So the Tories need to take another approach, but they can’t. As I’m fond of saying in other areas of my life, if they could, they’d have done it by now, which means they can’t. Corbyn’s success is due in large part to the massive program of government-funded indoctrination which has seen pretty much every institution I can think of taken over and utterly dominated by left wingers, many of whom share Corbyn’s political opinions. Even those who don’t would rather wring their hands and squeal over Jacob Rees-Mogg’s personal views on abortion than criticise Corbyn for actively siding with murderers and terrorists. Many people running government departments, the media, and academia were vociferous in their condemnation of the Presidents Club guests slapping a waitresses’ arse, yet are now churning out excuses for Oxfam’s staff exploiting vulnerable teenagers in disaster areas. For these people, politics is the start, middle, and end of everything. Principles don’t come anywhere near it.
As I’ve argued before, none of this started with Corbyn and unlike many I believe Corbyn and Momentum is the perfectly natural evolution of the New Labour movement that Blair and Brown created. It may differ slightly in degree, but in form I don’t really see much difference. What the idiot Tories should have realised is that a central plank of New Labour’s policy was to flood the country with taxpayers’ money buying political support from millions of people in newly created and wholly unnecessary organisations, which would then infiltrate through every nook and cranny of public life until the whole society comes under the scrutiny of this new army of left wing prodnoses. And this is where we are now, with companies being hounded for advertising in the Daily Mail, perfectly reasonable people being banned from speaking at universities, and ever-greater aspects of our personal lives subject to the approval of the mob who are cheered on by privileged establishment figures.
If the Tories were serious about defeating the left, they’d have yanked funding for this years ago. Without the benefit of billions of pounds of taxpayer-funded political campaigning, Corbyn would have got nowhere. Cameron should have pulled the plug during his first term, but he lacked the principles to do so, as well as the balls. In fact, I’d be surprised if he even knew what was going on. That he promised a bonfire of the QUANGOS, which he never delivered, suggested even Dim Dave was vaguely aware of how his party was being undermined at every level of society, but I expect he was more worried people might say nasty things about him.

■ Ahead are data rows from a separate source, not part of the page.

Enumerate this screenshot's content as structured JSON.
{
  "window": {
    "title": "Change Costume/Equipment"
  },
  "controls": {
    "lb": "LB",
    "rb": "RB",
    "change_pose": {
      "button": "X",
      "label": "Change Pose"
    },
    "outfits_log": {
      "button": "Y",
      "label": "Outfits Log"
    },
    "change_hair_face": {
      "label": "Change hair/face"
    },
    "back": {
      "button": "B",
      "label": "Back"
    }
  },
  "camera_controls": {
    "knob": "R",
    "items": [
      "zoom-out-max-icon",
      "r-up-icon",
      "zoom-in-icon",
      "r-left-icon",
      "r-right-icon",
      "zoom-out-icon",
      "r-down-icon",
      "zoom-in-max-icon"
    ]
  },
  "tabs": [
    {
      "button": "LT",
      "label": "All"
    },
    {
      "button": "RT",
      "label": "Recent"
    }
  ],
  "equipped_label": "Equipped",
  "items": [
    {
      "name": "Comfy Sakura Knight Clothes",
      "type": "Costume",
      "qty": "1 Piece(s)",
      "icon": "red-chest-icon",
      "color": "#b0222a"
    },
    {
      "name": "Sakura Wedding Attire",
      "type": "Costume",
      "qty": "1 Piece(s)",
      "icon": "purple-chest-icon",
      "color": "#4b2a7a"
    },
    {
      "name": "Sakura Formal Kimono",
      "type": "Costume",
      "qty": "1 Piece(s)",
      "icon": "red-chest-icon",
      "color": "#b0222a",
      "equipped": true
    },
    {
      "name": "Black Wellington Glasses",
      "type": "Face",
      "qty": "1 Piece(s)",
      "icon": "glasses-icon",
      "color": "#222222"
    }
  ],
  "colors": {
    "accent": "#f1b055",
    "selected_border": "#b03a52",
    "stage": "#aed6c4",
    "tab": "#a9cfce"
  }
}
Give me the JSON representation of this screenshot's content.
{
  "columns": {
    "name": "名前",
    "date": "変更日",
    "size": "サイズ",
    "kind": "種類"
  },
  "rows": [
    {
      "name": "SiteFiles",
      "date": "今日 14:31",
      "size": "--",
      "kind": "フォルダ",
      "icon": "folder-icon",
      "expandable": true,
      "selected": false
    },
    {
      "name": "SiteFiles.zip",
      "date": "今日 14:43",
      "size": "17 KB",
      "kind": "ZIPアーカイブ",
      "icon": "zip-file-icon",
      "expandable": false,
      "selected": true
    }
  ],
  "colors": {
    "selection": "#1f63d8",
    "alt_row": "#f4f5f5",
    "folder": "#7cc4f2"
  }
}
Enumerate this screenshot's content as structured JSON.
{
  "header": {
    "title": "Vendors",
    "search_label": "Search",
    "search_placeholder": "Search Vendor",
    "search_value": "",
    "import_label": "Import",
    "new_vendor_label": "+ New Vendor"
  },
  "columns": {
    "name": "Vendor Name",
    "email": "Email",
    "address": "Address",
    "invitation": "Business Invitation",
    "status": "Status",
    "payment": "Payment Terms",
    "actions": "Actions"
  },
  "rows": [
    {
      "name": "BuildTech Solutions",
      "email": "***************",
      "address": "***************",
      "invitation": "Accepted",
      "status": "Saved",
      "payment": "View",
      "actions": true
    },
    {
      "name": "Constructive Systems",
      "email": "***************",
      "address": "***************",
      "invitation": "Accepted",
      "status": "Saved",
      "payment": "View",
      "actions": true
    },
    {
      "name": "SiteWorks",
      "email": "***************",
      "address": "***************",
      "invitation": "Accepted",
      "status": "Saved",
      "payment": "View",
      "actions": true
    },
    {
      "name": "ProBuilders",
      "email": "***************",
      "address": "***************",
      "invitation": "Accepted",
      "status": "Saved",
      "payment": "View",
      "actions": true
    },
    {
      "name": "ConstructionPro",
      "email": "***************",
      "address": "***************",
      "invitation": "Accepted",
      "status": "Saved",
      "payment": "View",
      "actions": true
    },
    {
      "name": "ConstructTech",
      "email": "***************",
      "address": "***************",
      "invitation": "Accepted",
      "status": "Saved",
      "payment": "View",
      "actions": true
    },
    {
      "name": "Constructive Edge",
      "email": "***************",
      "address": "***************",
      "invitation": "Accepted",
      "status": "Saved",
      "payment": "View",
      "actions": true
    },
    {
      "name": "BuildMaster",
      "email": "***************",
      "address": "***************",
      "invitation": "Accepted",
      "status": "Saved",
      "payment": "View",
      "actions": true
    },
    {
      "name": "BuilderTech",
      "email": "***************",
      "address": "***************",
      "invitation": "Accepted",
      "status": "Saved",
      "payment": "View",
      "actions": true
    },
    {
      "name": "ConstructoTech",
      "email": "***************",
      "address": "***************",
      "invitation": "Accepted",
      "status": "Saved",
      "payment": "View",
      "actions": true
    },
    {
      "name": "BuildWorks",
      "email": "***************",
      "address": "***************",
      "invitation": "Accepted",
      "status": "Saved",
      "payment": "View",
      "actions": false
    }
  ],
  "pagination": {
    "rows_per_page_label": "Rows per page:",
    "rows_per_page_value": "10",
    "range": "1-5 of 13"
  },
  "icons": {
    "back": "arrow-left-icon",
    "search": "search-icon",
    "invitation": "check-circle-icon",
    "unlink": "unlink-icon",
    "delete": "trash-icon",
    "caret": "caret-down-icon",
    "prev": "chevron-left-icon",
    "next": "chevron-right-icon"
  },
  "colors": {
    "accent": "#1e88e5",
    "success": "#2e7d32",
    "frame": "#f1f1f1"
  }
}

Theresa May, far from showing any signs of wanting to cut funding to these organisations which despise her, seems delighted they exist believing they’ll help her install the nanny-state she so dearly craves.
The truth is, the Conservatives don’t want to face the disruption such an up-ending of state funding will cause; I expect they’ll even reinstate Oxfam’s taxpayer lifeline once the elites have all agreed on a suitable narrative. Not until the general public get fed up with this state-sponsored corruption of the political process will anyone do anything about it, and we’re a long, long way from that point. Until then, we’d better get used to Corbyn & Co. being around for a while.